Your task is to copy every line below that contains the word "stranice".

Page and application data records:
== Segment start ==

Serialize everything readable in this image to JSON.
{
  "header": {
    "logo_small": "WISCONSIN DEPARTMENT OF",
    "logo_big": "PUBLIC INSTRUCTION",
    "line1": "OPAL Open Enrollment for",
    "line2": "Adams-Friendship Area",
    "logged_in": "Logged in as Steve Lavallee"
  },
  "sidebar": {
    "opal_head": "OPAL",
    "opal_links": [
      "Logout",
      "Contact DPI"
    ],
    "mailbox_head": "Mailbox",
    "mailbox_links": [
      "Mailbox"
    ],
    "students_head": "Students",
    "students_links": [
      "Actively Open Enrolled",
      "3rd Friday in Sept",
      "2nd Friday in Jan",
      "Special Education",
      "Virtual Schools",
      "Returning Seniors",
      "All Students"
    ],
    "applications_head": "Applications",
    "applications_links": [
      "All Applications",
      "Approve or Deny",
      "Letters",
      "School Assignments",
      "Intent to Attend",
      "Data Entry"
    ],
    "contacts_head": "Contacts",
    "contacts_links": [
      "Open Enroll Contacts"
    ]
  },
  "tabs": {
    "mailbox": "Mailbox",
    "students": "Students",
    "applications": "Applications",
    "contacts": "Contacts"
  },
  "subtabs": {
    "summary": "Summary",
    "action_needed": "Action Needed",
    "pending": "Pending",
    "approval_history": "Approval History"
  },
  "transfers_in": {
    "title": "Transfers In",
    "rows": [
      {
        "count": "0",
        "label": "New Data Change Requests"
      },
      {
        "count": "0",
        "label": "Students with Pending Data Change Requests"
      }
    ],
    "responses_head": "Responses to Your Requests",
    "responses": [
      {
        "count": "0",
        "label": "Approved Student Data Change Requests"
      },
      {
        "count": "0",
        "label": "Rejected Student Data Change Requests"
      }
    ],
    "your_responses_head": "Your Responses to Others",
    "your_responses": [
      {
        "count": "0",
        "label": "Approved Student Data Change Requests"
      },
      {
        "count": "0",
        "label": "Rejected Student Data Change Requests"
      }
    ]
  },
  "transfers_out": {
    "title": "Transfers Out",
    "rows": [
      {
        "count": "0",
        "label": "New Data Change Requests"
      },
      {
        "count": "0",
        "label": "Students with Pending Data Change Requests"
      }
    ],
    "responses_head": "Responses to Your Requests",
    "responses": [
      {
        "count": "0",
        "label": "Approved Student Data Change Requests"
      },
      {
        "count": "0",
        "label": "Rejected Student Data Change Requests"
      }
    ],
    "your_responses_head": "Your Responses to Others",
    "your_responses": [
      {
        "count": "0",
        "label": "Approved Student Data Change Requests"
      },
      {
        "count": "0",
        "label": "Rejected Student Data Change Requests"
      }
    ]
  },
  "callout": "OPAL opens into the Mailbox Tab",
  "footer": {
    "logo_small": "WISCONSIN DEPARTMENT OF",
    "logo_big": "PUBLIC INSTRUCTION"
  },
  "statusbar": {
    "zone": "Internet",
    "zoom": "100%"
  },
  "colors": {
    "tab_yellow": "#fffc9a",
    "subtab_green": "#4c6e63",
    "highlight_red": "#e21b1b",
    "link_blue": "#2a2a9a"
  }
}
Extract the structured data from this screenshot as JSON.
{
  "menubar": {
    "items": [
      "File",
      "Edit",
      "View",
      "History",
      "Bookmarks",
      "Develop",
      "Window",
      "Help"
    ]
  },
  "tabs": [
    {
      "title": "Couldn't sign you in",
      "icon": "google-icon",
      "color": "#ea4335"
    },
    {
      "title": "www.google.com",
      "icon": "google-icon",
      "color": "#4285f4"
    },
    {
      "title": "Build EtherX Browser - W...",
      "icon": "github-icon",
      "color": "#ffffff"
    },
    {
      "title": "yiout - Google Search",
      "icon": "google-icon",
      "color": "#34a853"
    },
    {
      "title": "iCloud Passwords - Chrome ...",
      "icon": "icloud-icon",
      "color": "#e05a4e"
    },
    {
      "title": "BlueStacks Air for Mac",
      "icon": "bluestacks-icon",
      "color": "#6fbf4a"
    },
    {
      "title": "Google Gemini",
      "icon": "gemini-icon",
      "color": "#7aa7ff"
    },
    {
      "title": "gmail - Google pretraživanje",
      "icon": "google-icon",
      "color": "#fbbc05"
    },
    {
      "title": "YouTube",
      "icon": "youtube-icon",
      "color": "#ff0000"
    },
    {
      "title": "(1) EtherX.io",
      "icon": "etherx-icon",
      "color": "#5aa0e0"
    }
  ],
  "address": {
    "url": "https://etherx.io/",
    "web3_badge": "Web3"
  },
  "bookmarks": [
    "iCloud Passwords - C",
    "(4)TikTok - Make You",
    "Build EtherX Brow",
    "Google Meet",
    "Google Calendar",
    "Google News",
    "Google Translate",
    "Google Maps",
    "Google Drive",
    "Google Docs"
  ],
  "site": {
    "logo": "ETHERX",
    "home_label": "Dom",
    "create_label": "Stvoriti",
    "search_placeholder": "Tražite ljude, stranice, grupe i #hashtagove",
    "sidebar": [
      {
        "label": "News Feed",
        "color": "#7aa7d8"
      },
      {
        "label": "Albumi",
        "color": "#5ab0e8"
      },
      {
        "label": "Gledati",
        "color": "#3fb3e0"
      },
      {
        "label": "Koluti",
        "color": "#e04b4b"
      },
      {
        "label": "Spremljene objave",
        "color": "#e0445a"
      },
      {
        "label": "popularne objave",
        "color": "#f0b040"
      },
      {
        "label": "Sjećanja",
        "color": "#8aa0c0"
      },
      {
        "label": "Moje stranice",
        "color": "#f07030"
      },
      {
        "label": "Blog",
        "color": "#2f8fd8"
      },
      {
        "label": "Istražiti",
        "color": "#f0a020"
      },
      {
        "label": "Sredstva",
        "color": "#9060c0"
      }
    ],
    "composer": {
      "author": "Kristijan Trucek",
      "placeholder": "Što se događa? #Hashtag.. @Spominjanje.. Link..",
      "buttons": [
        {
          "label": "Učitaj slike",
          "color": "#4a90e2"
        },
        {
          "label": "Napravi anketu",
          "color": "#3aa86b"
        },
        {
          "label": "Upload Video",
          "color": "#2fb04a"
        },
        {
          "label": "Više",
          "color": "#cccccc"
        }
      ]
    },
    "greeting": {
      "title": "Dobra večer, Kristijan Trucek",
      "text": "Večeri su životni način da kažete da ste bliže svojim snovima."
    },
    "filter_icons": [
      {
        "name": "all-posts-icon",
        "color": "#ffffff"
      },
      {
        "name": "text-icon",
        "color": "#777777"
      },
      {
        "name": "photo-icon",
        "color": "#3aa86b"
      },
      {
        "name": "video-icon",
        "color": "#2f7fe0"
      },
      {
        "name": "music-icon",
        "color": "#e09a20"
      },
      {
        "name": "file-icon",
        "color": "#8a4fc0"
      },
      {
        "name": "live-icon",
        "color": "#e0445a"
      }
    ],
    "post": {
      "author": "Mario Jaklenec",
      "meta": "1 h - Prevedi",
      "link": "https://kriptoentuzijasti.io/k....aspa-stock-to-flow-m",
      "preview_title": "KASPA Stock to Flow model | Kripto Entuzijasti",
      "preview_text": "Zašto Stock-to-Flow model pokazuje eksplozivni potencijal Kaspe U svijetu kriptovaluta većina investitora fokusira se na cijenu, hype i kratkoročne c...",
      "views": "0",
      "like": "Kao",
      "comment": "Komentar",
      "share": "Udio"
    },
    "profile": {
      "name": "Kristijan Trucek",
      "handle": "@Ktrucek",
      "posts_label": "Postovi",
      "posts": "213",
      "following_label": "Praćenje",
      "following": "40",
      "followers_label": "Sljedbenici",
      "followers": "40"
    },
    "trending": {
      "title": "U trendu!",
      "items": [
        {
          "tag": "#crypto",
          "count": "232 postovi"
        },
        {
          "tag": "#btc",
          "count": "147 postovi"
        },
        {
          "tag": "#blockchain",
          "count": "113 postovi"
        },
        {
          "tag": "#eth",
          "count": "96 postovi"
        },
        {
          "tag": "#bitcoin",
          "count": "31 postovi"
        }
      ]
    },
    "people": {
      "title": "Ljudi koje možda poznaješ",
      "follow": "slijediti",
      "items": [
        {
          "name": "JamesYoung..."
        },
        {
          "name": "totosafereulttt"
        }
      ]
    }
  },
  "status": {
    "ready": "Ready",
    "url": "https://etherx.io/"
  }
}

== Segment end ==

RESULT OF THE TASK:
    "search_placeholder": "Tražite ljude, stranice, grupe i #hashtagove",
        "label": "Moje stranice",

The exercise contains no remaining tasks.